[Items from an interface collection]
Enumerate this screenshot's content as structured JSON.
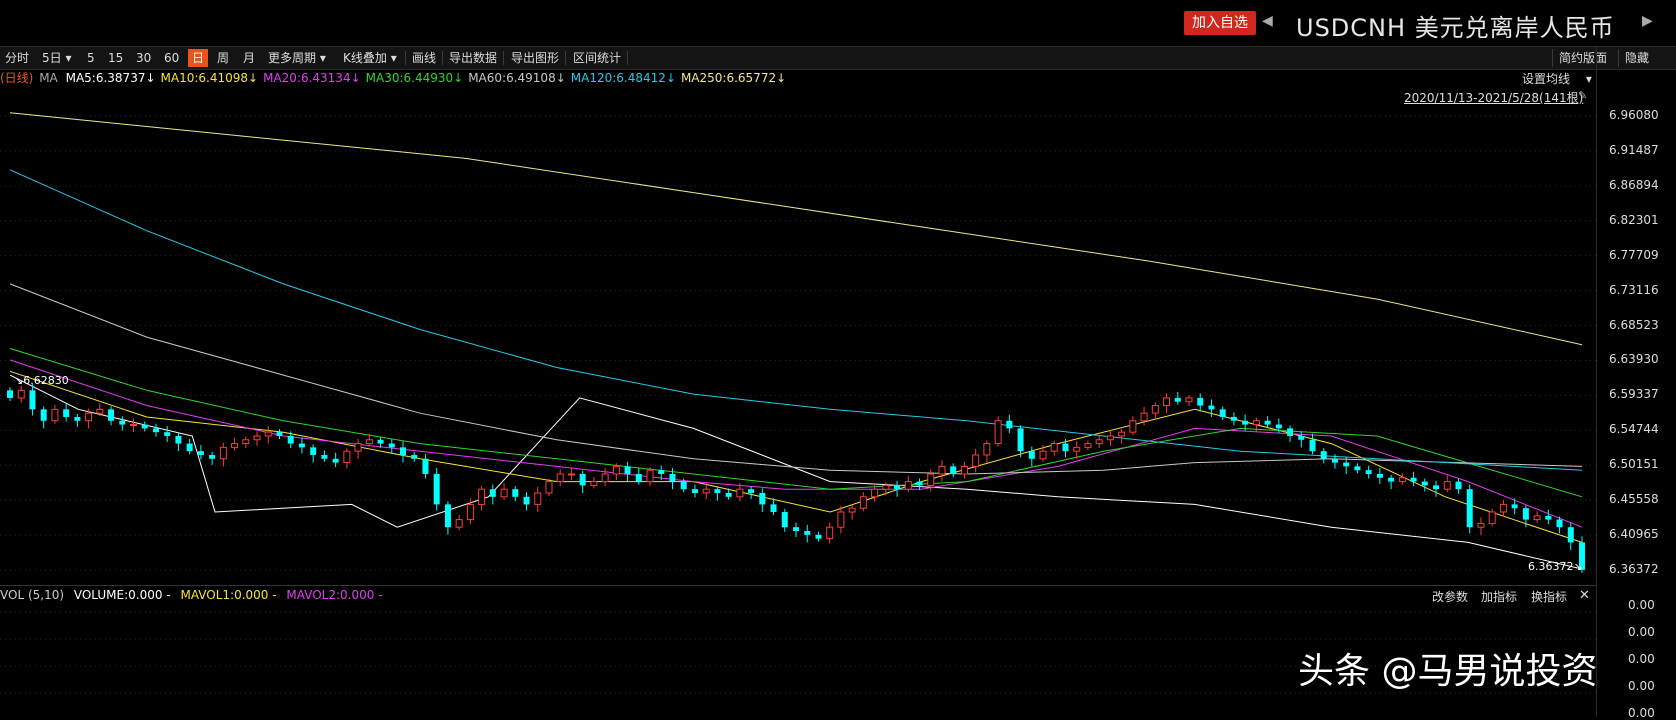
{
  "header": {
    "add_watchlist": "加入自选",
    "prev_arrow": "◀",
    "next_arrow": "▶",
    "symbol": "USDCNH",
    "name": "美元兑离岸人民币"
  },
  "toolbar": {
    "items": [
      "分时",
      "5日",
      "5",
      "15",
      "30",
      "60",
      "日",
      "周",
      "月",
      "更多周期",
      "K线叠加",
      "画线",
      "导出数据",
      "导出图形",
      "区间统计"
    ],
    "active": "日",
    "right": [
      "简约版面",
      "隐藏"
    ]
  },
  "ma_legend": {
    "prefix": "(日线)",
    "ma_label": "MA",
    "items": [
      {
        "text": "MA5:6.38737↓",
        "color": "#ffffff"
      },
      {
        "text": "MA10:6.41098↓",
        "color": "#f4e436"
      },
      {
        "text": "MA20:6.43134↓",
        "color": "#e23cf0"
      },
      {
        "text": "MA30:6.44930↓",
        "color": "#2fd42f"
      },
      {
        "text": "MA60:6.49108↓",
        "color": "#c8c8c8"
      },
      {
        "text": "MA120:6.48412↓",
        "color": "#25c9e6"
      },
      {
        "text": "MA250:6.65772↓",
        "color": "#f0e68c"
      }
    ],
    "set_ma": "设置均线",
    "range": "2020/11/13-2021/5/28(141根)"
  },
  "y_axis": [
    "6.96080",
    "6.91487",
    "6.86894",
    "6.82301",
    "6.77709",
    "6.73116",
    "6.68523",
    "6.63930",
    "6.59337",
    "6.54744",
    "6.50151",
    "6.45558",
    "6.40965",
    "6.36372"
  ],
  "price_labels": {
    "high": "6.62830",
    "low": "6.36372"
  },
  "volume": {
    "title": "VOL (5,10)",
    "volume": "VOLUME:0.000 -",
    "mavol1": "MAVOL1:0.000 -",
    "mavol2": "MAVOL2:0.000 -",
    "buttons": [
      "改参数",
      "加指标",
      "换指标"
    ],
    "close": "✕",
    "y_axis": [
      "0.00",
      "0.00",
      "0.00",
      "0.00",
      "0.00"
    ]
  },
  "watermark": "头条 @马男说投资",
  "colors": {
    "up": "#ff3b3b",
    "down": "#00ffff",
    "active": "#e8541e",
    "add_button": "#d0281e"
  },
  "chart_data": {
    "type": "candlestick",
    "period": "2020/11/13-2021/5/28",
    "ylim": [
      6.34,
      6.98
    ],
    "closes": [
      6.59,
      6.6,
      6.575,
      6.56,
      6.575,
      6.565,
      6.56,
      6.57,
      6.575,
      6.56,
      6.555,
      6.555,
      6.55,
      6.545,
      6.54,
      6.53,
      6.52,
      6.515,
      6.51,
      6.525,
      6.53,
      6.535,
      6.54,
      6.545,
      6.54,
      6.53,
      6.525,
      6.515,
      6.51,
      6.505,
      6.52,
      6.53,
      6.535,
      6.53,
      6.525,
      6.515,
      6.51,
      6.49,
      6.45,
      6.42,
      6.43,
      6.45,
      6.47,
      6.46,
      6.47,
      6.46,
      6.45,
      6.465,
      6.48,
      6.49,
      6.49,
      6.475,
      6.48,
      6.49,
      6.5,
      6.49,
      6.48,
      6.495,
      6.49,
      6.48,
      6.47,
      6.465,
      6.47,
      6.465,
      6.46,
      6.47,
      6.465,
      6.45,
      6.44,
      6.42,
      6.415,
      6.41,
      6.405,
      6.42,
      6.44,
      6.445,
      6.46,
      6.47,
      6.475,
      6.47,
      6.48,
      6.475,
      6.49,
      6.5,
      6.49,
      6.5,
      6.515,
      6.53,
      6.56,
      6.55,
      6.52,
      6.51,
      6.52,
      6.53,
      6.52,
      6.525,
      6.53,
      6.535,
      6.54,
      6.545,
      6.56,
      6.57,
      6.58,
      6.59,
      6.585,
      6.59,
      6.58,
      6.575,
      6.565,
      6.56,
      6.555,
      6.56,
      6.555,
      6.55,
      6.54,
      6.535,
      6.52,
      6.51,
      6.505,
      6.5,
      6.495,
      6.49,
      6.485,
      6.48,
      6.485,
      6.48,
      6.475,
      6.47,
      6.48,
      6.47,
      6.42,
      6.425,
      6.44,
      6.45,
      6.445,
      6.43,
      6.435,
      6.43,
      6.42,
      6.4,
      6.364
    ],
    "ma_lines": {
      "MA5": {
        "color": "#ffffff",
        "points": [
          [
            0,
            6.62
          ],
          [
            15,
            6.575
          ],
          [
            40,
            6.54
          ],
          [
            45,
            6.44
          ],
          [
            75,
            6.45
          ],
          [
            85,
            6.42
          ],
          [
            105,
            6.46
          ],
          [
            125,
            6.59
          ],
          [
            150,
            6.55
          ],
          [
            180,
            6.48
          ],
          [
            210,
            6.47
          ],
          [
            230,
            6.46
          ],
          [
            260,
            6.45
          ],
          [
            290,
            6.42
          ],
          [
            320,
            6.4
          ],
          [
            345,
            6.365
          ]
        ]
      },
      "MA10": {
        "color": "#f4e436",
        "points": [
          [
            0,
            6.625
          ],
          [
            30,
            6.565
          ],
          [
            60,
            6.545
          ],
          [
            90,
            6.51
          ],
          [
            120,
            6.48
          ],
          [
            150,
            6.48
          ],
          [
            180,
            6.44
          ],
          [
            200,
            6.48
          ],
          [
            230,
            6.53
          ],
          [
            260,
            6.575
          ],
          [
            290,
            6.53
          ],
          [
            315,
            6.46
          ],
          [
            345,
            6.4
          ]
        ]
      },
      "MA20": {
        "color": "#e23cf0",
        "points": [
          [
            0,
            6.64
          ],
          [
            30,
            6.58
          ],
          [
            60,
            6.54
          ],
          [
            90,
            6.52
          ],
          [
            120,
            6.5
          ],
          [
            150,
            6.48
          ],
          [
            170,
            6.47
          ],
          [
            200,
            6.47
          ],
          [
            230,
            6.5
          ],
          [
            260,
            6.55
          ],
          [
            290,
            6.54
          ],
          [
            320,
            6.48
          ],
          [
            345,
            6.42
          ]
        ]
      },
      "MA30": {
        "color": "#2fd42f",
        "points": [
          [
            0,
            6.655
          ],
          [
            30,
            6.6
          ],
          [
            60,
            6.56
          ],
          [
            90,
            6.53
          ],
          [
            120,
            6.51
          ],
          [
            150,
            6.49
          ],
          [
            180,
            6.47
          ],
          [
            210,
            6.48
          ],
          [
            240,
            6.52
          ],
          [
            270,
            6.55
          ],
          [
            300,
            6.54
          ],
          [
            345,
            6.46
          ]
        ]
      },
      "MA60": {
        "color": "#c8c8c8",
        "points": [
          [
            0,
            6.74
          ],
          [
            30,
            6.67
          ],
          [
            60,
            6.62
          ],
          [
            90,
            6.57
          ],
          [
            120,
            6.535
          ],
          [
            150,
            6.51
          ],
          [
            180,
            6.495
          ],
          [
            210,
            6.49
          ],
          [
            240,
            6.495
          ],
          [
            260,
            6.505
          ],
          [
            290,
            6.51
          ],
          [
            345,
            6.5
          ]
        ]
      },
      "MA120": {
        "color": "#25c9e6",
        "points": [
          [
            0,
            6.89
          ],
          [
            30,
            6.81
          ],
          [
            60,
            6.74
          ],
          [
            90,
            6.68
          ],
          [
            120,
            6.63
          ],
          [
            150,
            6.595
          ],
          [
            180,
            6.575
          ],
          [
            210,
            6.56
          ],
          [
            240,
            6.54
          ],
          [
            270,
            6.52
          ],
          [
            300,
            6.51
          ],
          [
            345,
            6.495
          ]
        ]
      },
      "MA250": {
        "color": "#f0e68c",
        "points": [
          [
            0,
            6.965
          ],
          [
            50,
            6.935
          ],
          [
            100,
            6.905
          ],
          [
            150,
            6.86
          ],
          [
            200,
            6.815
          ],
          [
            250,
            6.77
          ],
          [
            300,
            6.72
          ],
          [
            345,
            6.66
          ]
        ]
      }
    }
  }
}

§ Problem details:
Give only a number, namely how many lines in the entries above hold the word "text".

§ Solution:
7